### [Work request]
Only an exact copy is wanted: the lines from the one holding "Extract the structured" through the last line below, minus the pictures.

Input Start Marker

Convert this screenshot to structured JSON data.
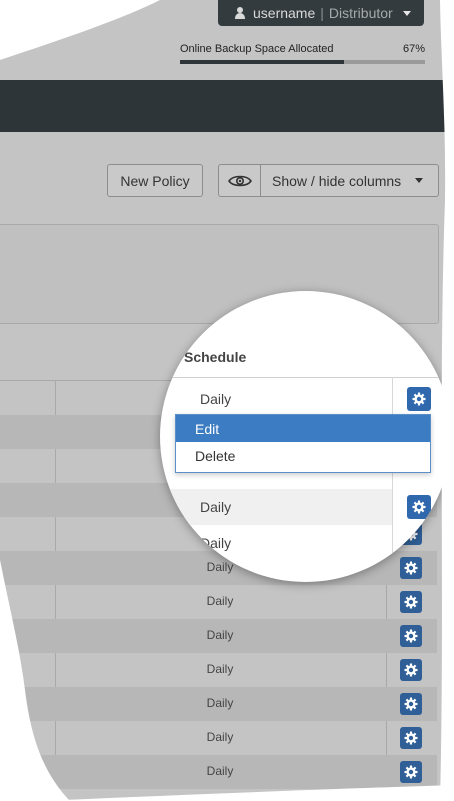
{
  "header": {
    "username": "username",
    "separator": "|",
    "role": "Distributor"
  },
  "backup": {
    "label": "Online Backup Space Allocated",
    "percent_text": "67%",
    "percent_value": 0.67
  },
  "toolbar": {
    "new_policy_label": "New Policy",
    "show_hide_label": "Show / hide columns"
  },
  "table": {
    "column_header": "Schedule",
    "rows": [
      "Daily",
      "Daily",
      "Daily",
      "Daily",
      "Daily",
      "Daily",
      "Daily",
      "Daily",
      "Daily",
      "Daily",
      "Daily",
      "Daily"
    ]
  },
  "magnifier": {
    "rows": [
      "Daily",
      "Daily",
      "Daily"
    ]
  },
  "dropdown": {
    "items": [
      "Edit",
      "Delete"
    ],
    "active_index": 0
  },
  "colors": {
    "navbar": "#2d3538",
    "accent": "#2f68ad",
    "menu_active": "#3c7cc2"
  }
}
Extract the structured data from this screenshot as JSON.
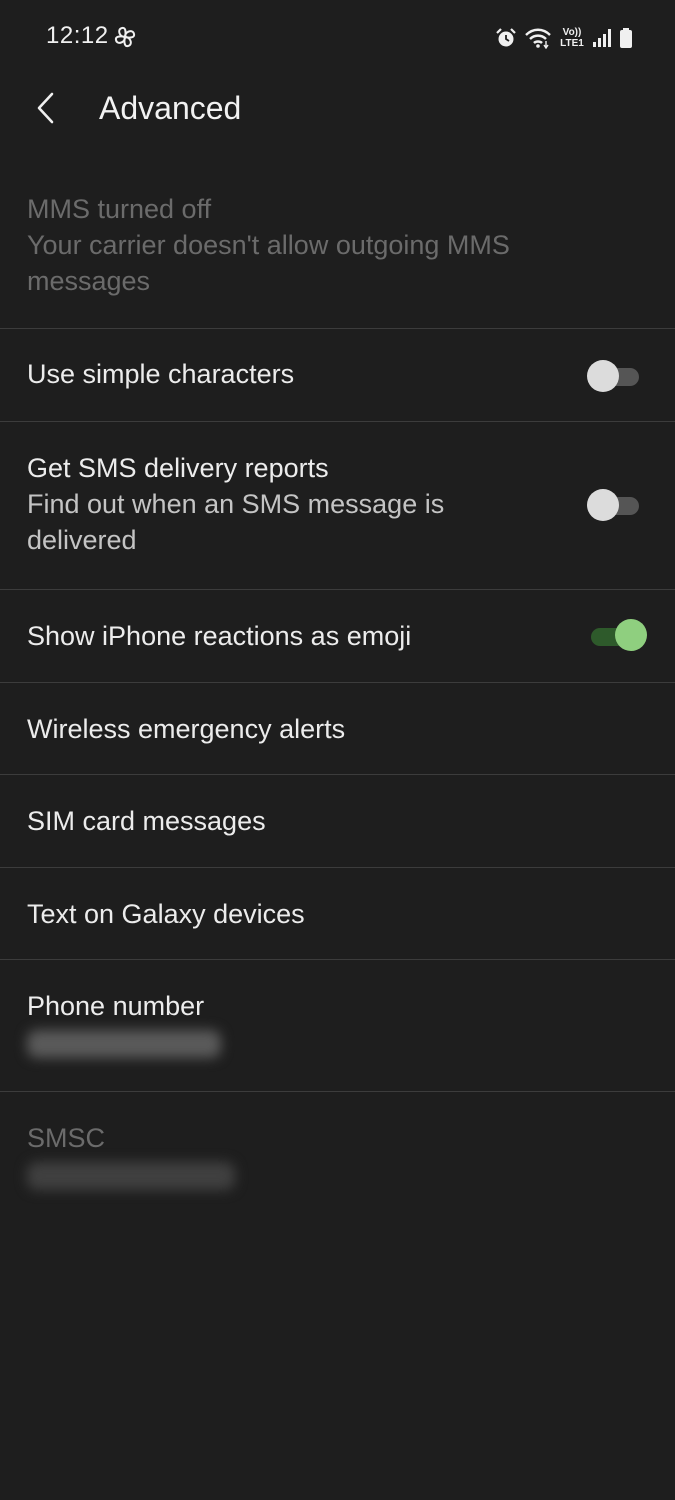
{
  "status_bar": {
    "time": "12:12",
    "volte_top": "Vo))",
    "volte_bottom": "LTE1"
  },
  "header": {
    "title": "Advanced"
  },
  "settings": {
    "mms": {
      "title": "MMS turned off",
      "subtitle": "Your carrier doesn't allow outgoing MMS messages"
    },
    "simple_characters": {
      "title": "Use simple characters",
      "enabled": false
    },
    "sms_delivery": {
      "title": "Get SMS delivery reports",
      "subtitle": "Find out when an SMS message is delivered",
      "enabled": false
    },
    "iphone_reactions": {
      "title": "Show iPhone reactions as emoji",
      "enabled": true
    },
    "wireless_alerts": {
      "title": "Wireless emergency alerts"
    },
    "sim_messages": {
      "title": "SIM card messages"
    },
    "text_galaxy": {
      "title": "Text on Galaxy devices"
    },
    "phone_number": {
      "title": "Phone number"
    },
    "smsc": {
      "title": "SMSC"
    }
  },
  "colors": {
    "background": "#1e1e1e",
    "toggle_on": "#8fcf7f",
    "divider": "#3c3c3c"
  }
}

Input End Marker

### [Answer to the exercise]
Extract the structured data from this screenshot as JSON.
{
  "status_bar": {
    "time": "12:12",
    "volte_top": "Vo))",
    "volte_bottom": "LTE1"
  },
  "header": {
    "title": "Advanced"
  },
  "settings": {
    "mms": {
      "title": "MMS turned off",
      "subtitle": "Your carrier doesn't allow outgoing MMS messages"
    },
    "simple_characters": {
      "title": "Use simple characters",
      "enabled": false
    },
    "sms_delivery": {
      "title": "Get SMS delivery reports",
      "subtitle": "Find out when an SMS message is delivered",
      "enabled": false
    },
    "iphone_reactions": {
      "title": "Show iPhone reactions as emoji",
      "enabled": true
    },
    "wireless_alerts": {
      "title": "Wireless emergency alerts"
    },
    "sim_messages": {
      "title": "SIM card messages"
    },
    "text_galaxy": {
      "title": "Text on Galaxy devices"
    },
    "phone_number": {
      "title": "Phone number"
    },
    "smsc": {
      "title": "SMSC"
    }
  },
  "colors": {
    "background": "#1e1e1e",
    "toggle_on": "#8fcf7f",
    "divider": "#3c3c3c"
  }
}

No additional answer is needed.